◆ What to produce ◆
Taking each line of the records in turn, count those containing "scribe" and report only the number.

(Data entries)
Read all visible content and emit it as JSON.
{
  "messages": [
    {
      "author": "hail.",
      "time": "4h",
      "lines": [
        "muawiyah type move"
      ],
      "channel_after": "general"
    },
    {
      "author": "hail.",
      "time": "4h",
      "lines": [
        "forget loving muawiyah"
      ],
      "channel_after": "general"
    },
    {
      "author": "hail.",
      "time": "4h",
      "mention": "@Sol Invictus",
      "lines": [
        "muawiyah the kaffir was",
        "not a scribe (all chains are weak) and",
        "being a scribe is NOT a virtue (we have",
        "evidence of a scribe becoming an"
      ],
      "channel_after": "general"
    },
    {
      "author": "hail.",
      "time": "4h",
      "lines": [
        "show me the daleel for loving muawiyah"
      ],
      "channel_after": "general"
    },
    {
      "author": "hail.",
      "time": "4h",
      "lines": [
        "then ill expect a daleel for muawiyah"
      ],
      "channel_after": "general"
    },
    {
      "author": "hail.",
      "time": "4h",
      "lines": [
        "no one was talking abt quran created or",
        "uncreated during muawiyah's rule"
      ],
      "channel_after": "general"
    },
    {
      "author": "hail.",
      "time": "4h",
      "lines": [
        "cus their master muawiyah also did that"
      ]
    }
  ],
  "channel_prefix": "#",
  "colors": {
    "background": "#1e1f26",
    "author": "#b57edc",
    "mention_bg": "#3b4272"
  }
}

◆ Solution ◆
3